There is a daily limit of 1,000 outbound emails from your dedicated/Virtual Private Server (VPS). There are several other reasons besides "standard email" that can cause you to reach this daily restriction. The following are a few things you can check:
The default Parallels Plesk Panel setting is to bounce email sent to non-existent users. This means that if your domain is coolexample.com, and someone sends an email to a non-existent user (ex: email@example.com), it is defaulted to send a message back saying "This user does not exist". If your domain receives a lot of incoming mail to non-existent users, the daily limit can be hit in no time.
The solution is to modify your mail preferences to reject mail sent to non-existent users.
You will need to do this for all domains on the server.
An open mail relay is a SMTP server that is configured in such a way that it allows anyone on the Internet to send email through it. You can use the tool at http://www.abuse.net/relay.html to test for an open relay. To close an open relay:
service exim restart
For Plesk (Linux), cPanel, & Simple Control Panel, you will want to use SSH as your main means of troubleshooting. If you do not have an SSH client, you can download Putty free here. For Plesk (Windows), you will want to log in to the server using Remote Desktop. For more information on accessing your server with Remote Desktop see Accessing Your Windows Dedicated Server using Remote Desktop Connection
/var/qmail/bin/qmail-qstat(View the amount of messages currently in your outbound queue)
/var/qmail/bin/qmail-qread(List out all messages in your outbound queue)
find /var/qmail/queue -name NNNN| xargs cat | less(Read the entire contents of an email, including headers, where NNNN is the ~8 digit ID specified on the /var/qmail/bin/qmail-qread command)
exim -bpr | grep "<" | wc -l(View the amount of messages currently in your outbound queue)
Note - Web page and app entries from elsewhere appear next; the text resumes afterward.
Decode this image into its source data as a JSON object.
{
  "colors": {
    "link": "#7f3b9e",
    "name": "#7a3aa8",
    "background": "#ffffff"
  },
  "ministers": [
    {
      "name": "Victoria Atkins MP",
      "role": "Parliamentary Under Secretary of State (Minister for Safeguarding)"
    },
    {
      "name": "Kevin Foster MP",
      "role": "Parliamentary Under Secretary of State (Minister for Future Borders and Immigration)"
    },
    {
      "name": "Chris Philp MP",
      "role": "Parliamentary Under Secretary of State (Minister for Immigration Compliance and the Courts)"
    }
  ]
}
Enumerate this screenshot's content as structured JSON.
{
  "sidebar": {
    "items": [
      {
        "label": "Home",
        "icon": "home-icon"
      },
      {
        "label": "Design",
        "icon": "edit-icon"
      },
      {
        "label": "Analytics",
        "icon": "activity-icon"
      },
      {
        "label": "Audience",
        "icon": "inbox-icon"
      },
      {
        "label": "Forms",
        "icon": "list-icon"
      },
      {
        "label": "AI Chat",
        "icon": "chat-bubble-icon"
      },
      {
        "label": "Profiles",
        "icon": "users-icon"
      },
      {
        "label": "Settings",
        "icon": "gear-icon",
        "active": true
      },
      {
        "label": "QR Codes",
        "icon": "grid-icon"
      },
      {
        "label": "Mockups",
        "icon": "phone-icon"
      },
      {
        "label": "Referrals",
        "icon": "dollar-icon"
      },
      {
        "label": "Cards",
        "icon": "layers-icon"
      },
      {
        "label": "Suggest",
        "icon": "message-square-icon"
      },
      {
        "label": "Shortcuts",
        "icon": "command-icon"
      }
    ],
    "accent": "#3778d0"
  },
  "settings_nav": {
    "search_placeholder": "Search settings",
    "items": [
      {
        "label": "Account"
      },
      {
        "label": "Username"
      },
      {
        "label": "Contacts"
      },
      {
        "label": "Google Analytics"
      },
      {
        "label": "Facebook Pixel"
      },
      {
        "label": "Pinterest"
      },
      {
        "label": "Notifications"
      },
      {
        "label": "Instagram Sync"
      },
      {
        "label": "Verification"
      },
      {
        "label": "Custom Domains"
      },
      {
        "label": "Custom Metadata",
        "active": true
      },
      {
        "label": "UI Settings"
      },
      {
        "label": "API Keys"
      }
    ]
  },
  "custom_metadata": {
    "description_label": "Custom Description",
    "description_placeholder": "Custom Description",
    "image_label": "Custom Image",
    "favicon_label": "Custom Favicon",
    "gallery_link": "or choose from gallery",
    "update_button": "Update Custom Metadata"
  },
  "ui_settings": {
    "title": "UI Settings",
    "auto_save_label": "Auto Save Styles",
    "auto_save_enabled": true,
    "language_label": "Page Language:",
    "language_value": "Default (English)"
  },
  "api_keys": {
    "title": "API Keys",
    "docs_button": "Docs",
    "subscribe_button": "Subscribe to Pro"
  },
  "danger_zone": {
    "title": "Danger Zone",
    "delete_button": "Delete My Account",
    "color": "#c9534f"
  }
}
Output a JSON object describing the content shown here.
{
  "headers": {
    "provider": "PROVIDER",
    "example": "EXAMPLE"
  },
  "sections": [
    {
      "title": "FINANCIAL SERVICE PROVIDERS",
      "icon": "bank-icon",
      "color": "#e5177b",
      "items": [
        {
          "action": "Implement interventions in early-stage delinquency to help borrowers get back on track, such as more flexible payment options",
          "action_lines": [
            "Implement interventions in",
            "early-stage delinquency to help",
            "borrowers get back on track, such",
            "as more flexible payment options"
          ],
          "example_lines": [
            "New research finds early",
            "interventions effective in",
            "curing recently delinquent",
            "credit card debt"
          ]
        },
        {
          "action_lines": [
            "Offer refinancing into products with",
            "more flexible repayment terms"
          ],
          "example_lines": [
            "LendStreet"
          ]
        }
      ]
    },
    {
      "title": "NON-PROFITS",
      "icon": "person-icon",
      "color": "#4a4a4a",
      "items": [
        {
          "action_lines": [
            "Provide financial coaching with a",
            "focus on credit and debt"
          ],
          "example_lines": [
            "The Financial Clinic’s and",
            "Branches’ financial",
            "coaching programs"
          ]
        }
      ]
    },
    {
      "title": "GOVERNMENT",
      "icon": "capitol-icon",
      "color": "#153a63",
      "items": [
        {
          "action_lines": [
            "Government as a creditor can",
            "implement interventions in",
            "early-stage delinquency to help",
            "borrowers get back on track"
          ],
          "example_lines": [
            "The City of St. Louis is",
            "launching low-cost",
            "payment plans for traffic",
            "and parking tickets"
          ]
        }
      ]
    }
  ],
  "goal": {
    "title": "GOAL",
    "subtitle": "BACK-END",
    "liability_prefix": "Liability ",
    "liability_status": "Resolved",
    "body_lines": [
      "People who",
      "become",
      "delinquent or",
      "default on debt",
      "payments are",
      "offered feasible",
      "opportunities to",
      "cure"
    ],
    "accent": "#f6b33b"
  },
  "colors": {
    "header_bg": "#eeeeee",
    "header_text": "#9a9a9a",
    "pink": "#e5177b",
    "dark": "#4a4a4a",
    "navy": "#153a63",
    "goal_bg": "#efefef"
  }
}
exim -bp(List out all messages in your outbound queue)
mailq(List out all messages in your outbound queue)
postcat -q $mailq_message_number | more(Read the contents of an email in your outbound queue)
Your mail logs may also detail vulnerabilities in any scripts that you have installed that send mail. Injection attacks are common against scripts that do not check header data. A trend that indicates an injection attack is a large number of addresses in the BCC field of emails in your queue.
On cPanel servers, make sure you have
:fail: instead of
:blackhole: for your Exim mail settings. An article at http://www.configserver.com/free/fail.html details the differences between the two settings.
To set the default mail behavior to
:fail:, you will want to execute the following command through SSH:
If your domains are set to
:fail:, and your logs still show suspicious traffic that leads to continuous relay usage, then you most likely have problems with the Exim Callout system.
By default, exim.conf is set to use callouts to verify the existence of email senders. This means that every time an email is sent to your server from a new address, Exim connects to the relay server during the RCPT callout command. This places an entry into the Exim "mainlog" and uses a SMTP relay.
You can disable this feature by following these steps: